• Exercise directions: Here is the listing. Report each line in it that contains the string "update".

• Given data:
◇ ◇ ◇ ◇

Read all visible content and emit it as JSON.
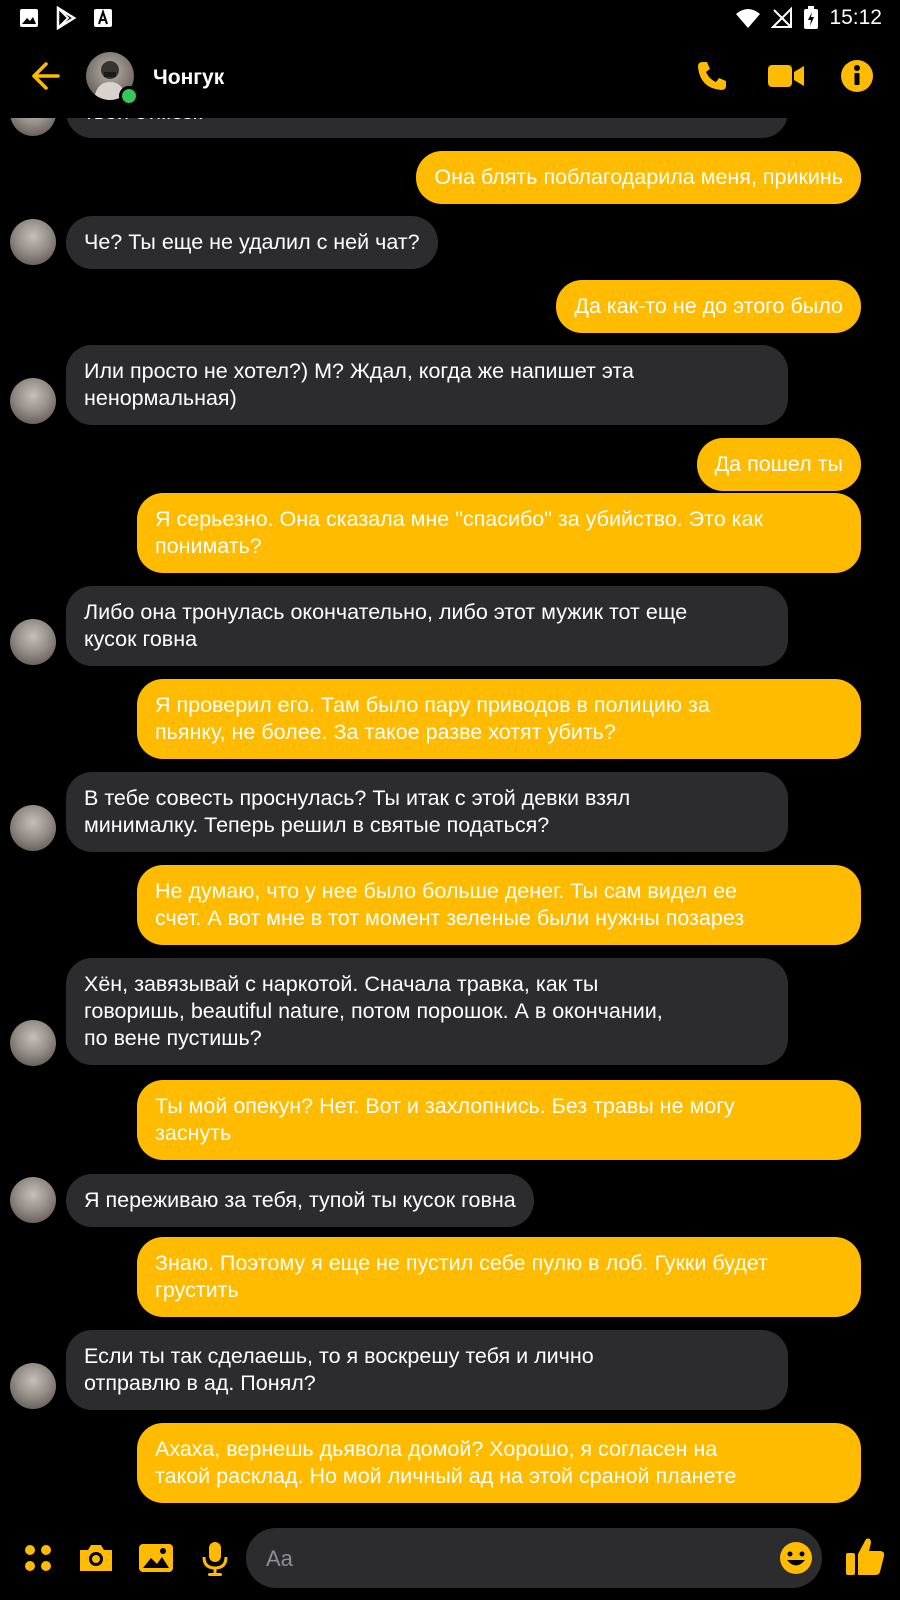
{
  "theme": {
    "accent": "#ffbb00",
    "incoming_bubble": "#2c2c2e",
    "background": "#000000",
    "online": "#34c759"
  },
  "status_bar": {
    "time": "15:12",
    "left_icons": [
      "image-icon",
      "play-store-icon",
      "font-icon"
    ],
    "right_icons": [
      "wifi-icon",
      "signal-icon",
      "battery-icon"
    ]
  },
  "header": {
    "contact_name": "Чонгук",
    "icons": [
      "back-arrow-icon",
      "phone-icon",
      "video-camera-icon",
      "info-icon"
    ]
  },
  "messages": [
    {
      "side": "in",
      "text": "твои отмозк"
    },
    {
      "side": "out",
      "text": "Она блять поблагодарила меня, прикинь"
    },
    {
      "side": "in",
      "text": "Че? Ты еще не удалил с ней чат?"
    },
    {
      "side": "out",
      "text": "Да как-то не до этого было"
    },
    {
      "side": "in",
      "text": "Или просто не хотел?) М? Ждал, когда же напишет эта\nненормальная)"
    },
    {
      "side": "out",
      "text": "Да пошел ты"
    },
    {
      "side": "out",
      "text": "Я серьезно. Она сказала мне \"спасибо\" за убийство. Это как\nпонимать?"
    },
    {
      "side": "in",
      "text": "Либо она тронулась окончательно, либо этот мужик тот еще\nкусок говна"
    },
    {
      "side": "out",
      "text": "Я проверил его. Там было пару приводов в полицию за\nпьянку, не более. За такое разве хотят убить?"
    },
    {
      "side": "in",
      "text": "В тебе совесть проснулась? Ты итак с этой девки взял\nминималку. Теперь решил в святые податься?"
    },
    {
      "side": "out",
      "text": "Не думаю, что у нее было больше денег. Ты сам видел ее\nсчет. А вот мне в тот момент зеленые были нужны позарез"
    },
    {
      "side": "in",
      "text": "Хён, завязывай с наркотой. Сначала травка, как ты\nговоришь, beautiful nature, потом порошок. А в окончании,\nпо вене пустишь?"
    },
    {
      "side": "out",
      "text": "Ты мой опекун? Нет. Вот и захлопнись. Без травы не могу\nзаснуть"
    },
    {
      "side": "in",
      "text": "Я переживаю за тебя, тупой ты кусок говна"
    },
    {
      "side": "out",
      "text": "Знаю. Поэтому я еще не пустил себе пулю в лоб. Гукки будет\nгрустить"
    },
    {
      "side": "in",
      "text": "Если ты так сделаешь, то я воскрешу тебя и лично\nотправлю в ад. Понял?"
    },
    {
      "side": "out",
      "text": "Ахаха, вернешь дьявола домой? Хорошо, я согласен на\nтакой расклад. Но мой личный ад на этой сраной планете"
    }
  ],
  "composer": {
    "placeholder": "Aa",
    "icons": [
      "apps-grid-icon",
      "camera-icon",
      "gallery-icon",
      "microphone-icon",
      "emoji-icon",
      "thumbs-up-icon"
    ]
  }
}
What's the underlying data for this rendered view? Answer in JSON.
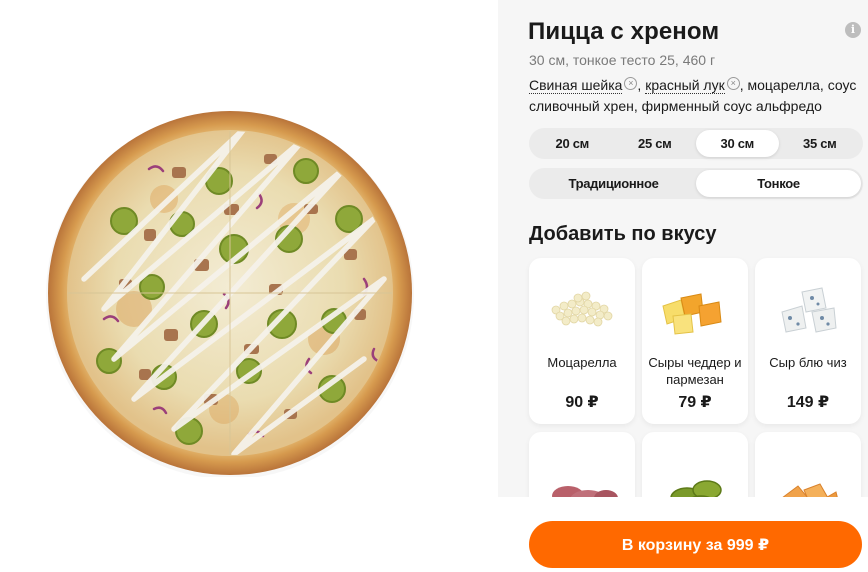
{
  "product": {
    "title": "Пицца с хреном",
    "subtitle": "30 см, тонкое тесто 25, 460 г",
    "ingredients": {
      "removable_1": "Свиная шейка",
      "sep_1": ", ",
      "removable_2": "красный лук",
      "rest": ", моцарелла, соус сливочный хрен, фирменный соус альфредо"
    },
    "info_icon": "info-icon"
  },
  "sizes": {
    "options": [
      "20 см",
      "25 см",
      "30 см",
      "35 см"
    ],
    "selected": "30 см"
  },
  "dough": {
    "options": [
      "Традиционное",
      "Тонкое"
    ],
    "selected": "Тонкое"
  },
  "toppings_section": {
    "title": "Добавить по вкусу",
    "items": [
      {
        "name": "Моцарелла",
        "price": "90 ₽",
        "icon": "mozzarella-icon"
      },
      {
        "name": "Сыры чеддер и пармезан",
        "price": "79 ₽",
        "icon": "cheddar-parmesan-icon"
      },
      {
        "name": "Сыр блю чиз",
        "price": "149 ₽",
        "icon": "blue-cheese-icon"
      },
      {
        "icon": "ham-icon"
      },
      {
        "icon": "jalapeno-icon"
      },
      {
        "icon": "chicken-icon"
      }
    ]
  },
  "cart": {
    "button_label": "В корзину за 999 ₽"
  },
  "colors": {
    "accent": "#ff6900",
    "panel_bg": "#f6f6f6"
  }
}
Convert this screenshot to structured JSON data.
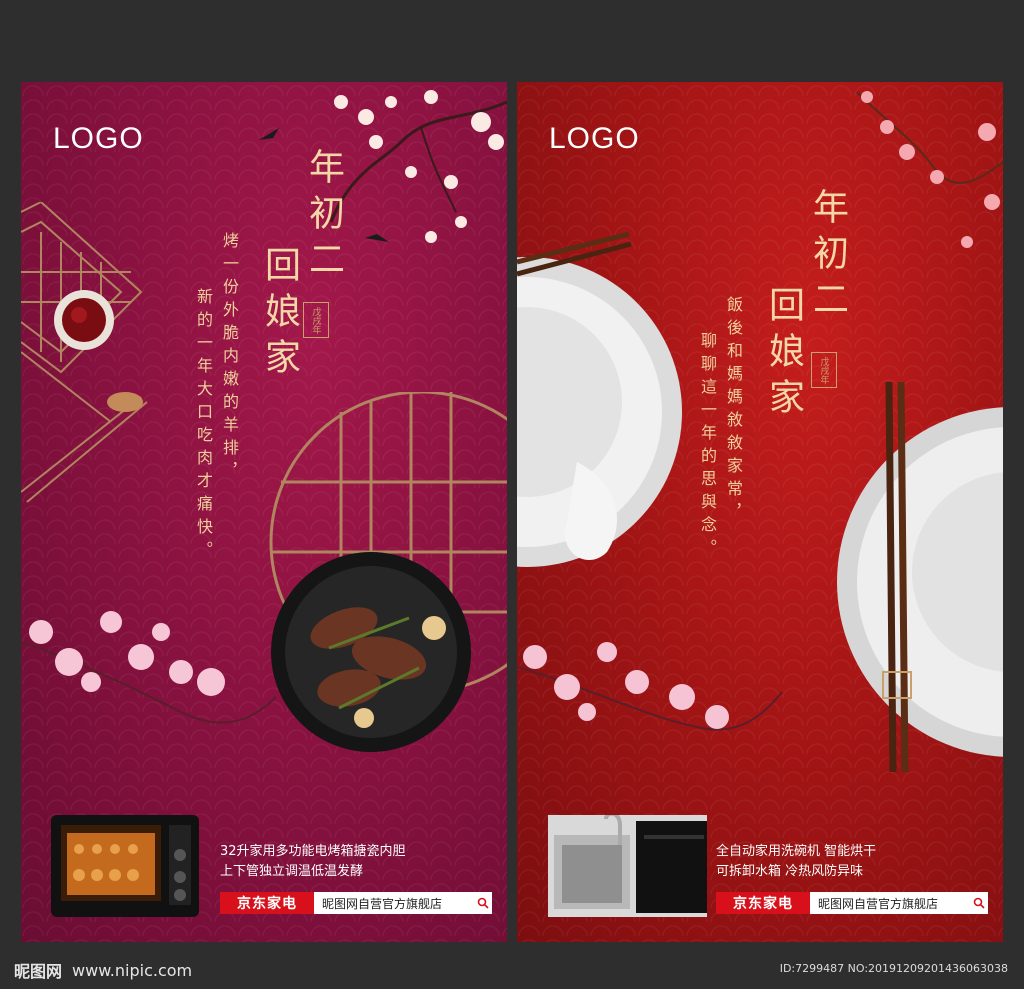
{
  "poster_left": {
    "logo": "LOGO",
    "title_col1": "年初二",
    "title_col2": "回娘家",
    "seal_text": "戊戌年",
    "desc_col1": "烤一份外脆内嫩的羊排，",
    "desc_col2": "新的一年大口吃肉才痛快。",
    "product_line1": "32升家用多功能电烤箱搪瓷内胆",
    "product_line2": "上下管独立调温低温发酵",
    "shop_brand": "京东家电",
    "shop_name": "昵图网自营官方旗舰店",
    "colors": {
      "bg": "#8a1240",
      "accent": "#f3d7a6"
    }
  },
  "poster_right": {
    "logo": "LOGO",
    "title_col1": "年初二",
    "title_col2": "回娘家",
    "seal_text": "戊戌年",
    "desc_col1": "飯後和媽媽敘敘家常，",
    "desc_col2": "聊聊這一年的思與念。",
    "product_line1": "全自动家用洗碗机  智能烘干",
    "product_line2": "可拆卸水箱  冷热风防异味",
    "shop_brand": "京东家电",
    "shop_name": "昵图网自营官方旗舰店",
    "colors": {
      "bg": "#a51515",
      "accent": "#f3d7a6"
    }
  },
  "footer": {
    "site_name": "昵图网",
    "site_url": "www.nipic.com",
    "id_text": "ID:7299487 NO:20191209201436063038"
  },
  "icons": [
    "search-icon",
    "nipic-logo-icon",
    "oven-icon",
    "dishwasher-icon"
  ]
}
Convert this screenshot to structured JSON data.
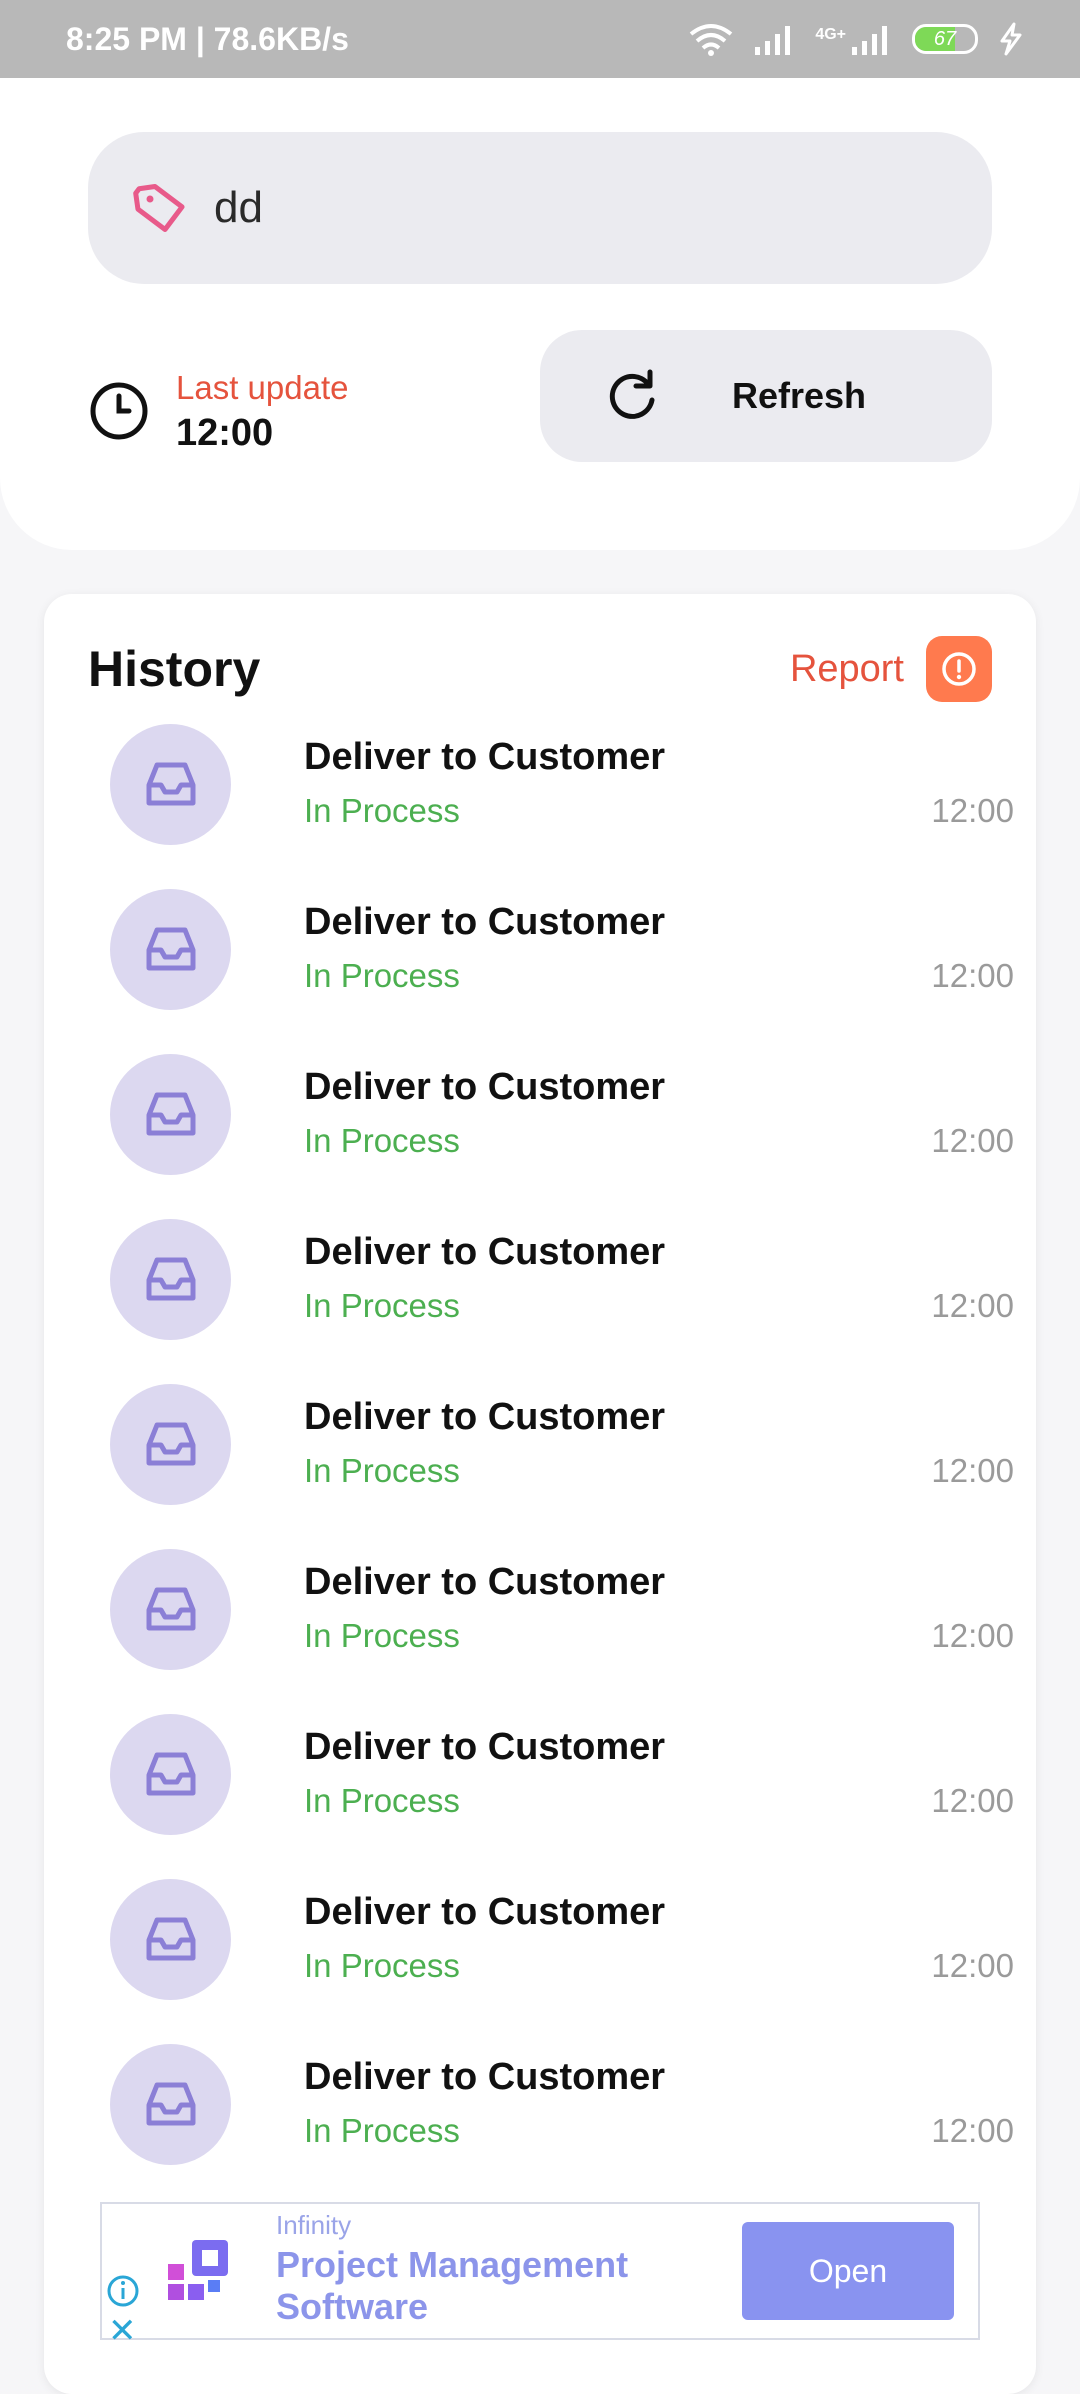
{
  "status_bar": {
    "time_speed": "8:25 PM | 78.6KB/s",
    "network": "4G+",
    "battery": "67"
  },
  "search": {
    "value": "dd"
  },
  "update": {
    "label": "Last update",
    "time": "12:00"
  },
  "refresh": {
    "label": "Refresh"
  },
  "history": {
    "title": "History",
    "report_label": "Report",
    "items": [
      {
        "title": "Deliver to Customer",
        "status": "In Process",
        "time": "12:00"
      },
      {
        "title": "Deliver to Customer",
        "status": "In Process",
        "time": "12:00"
      },
      {
        "title": "Deliver to Customer",
        "status": "In Process",
        "time": "12:00"
      },
      {
        "title": "Deliver to Customer",
        "status": "In Process",
        "time": "12:00"
      },
      {
        "title": "Deliver to Customer",
        "status": "In Process",
        "time": "12:00"
      },
      {
        "title": "Deliver to Customer",
        "status": "In Process",
        "time": "12:00"
      },
      {
        "title": "Deliver to Customer",
        "status": "In Process",
        "time": "12:00"
      },
      {
        "title": "Deliver to Customer",
        "status": "In Process",
        "time": "12:00"
      },
      {
        "title": "Deliver to Customer",
        "status": "In Process",
        "time": "12:00"
      }
    ]
  },
  "ad": {
    "advertiser": "Infinity",
    "headline": "Project Management Software",
    "cta": "Open"
  },
  "colors": {
    "accent_red": "#e5533d",
    "status_green": "#4caf50",
    "icon_purple": "#8b7fd6",
    "report_orange": "#ff7a4e"
  },
  "icons": {
    "search_field": "tag-icon",
    "update": "clock-icon",
    "refresh": "refresh-icon",
    "report": "alert-circle-icon",
    "history_item": "inbox-tray-icon"
  }
}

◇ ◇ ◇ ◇

• Task output:
  "update": {
    "label": "Last update",
    "update": "clock-icon",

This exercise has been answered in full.